But we need a global outlook. If you see abortion as the decision and act of one trapped mother and one abortion profiteer, it’s not possible to understand many aspects of abortion, and it’s definitely not possible to see how to end abortion. There are some problems that are complex and global, and they require a complex and global solution. One such problem is the scourge of population control, which includes restrictive immigration. If you restrict immigration into America, you must believe that America can’t sustain millions more people flowing in. We’re not mixed out, but we’re stretched. BUT: if you think America is crowded, then the world as a whole is vastly over-crowded. And if you believe that, then Planned Parenthood has a solution, and you support them, although you might want to tinker with the tools a little – maybe a little more contraception and sterilization and a little less abortion.
CS: Statistically, people who are pro-life – with abortion being the obvious crux of valuing life – do MORE in other arenas of social justice. To imply that somehow anti-abortionists don’t care about other social justice issues is creepily dishonest and meant to diminish dishonestly their actual contribution to the pro-life cause. Where does this myopic view of charitable humanity even come from?
I have spent most of my adult life amongst pro-life activists, and I consider myself blessed to have lived among heroes. However, the myopic view that CS refers to arises from a disagreement about the Social Gospel. I don’t think my pro-life friends are careless about other social justice. Rather, I am quite sure that they are often committed to models of thought and action that don’t fit our time.

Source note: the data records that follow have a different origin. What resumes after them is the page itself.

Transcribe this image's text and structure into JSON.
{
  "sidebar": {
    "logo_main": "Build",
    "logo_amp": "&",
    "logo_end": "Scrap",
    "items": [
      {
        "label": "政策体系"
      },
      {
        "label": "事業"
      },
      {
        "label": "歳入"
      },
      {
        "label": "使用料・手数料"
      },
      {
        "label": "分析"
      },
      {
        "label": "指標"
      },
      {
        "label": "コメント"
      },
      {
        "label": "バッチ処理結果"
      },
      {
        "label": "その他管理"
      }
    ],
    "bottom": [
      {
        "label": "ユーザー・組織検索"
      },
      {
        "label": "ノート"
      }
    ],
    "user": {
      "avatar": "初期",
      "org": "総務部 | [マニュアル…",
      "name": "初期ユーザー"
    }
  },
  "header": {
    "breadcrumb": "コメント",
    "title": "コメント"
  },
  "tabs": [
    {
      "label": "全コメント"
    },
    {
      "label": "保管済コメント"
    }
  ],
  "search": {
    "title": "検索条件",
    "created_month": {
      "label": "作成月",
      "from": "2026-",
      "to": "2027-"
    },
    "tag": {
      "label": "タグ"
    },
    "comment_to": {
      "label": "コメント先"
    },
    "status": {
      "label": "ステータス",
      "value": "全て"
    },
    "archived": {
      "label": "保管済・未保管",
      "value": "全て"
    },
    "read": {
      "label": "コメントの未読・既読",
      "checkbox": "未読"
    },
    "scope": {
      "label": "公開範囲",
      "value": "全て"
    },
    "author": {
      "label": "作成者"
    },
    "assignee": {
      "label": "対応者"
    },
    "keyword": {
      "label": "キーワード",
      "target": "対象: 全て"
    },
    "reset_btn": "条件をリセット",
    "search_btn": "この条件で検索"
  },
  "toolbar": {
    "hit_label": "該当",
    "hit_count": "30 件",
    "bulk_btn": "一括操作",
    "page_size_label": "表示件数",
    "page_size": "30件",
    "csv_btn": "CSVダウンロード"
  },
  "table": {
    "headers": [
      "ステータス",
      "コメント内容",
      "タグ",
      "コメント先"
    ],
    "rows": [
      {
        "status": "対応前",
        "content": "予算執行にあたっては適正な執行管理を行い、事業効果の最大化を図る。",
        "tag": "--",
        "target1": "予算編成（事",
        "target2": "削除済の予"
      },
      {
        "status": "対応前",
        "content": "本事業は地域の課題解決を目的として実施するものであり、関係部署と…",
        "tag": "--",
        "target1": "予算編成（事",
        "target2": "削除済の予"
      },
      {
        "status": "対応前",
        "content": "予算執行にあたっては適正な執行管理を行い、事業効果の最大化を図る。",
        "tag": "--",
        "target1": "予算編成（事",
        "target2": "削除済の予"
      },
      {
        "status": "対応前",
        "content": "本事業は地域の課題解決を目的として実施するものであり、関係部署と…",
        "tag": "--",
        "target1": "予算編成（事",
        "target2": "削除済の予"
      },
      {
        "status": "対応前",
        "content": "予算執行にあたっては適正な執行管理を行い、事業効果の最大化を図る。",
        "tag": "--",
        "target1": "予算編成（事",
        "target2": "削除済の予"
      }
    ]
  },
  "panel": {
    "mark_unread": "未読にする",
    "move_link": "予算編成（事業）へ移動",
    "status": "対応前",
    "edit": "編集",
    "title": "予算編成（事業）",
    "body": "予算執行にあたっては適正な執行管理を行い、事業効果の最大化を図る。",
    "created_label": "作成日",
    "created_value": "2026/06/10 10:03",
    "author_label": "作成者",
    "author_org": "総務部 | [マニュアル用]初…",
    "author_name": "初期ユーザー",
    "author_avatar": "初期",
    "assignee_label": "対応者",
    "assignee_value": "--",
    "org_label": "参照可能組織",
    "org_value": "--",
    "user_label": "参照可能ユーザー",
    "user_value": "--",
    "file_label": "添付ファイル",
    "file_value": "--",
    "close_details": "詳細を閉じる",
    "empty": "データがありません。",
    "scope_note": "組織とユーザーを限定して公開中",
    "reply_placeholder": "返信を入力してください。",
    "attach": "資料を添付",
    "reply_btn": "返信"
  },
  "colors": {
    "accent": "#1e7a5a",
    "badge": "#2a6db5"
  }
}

Global problems need global solutions.
We need new and renewed habits of understanding and cooperation.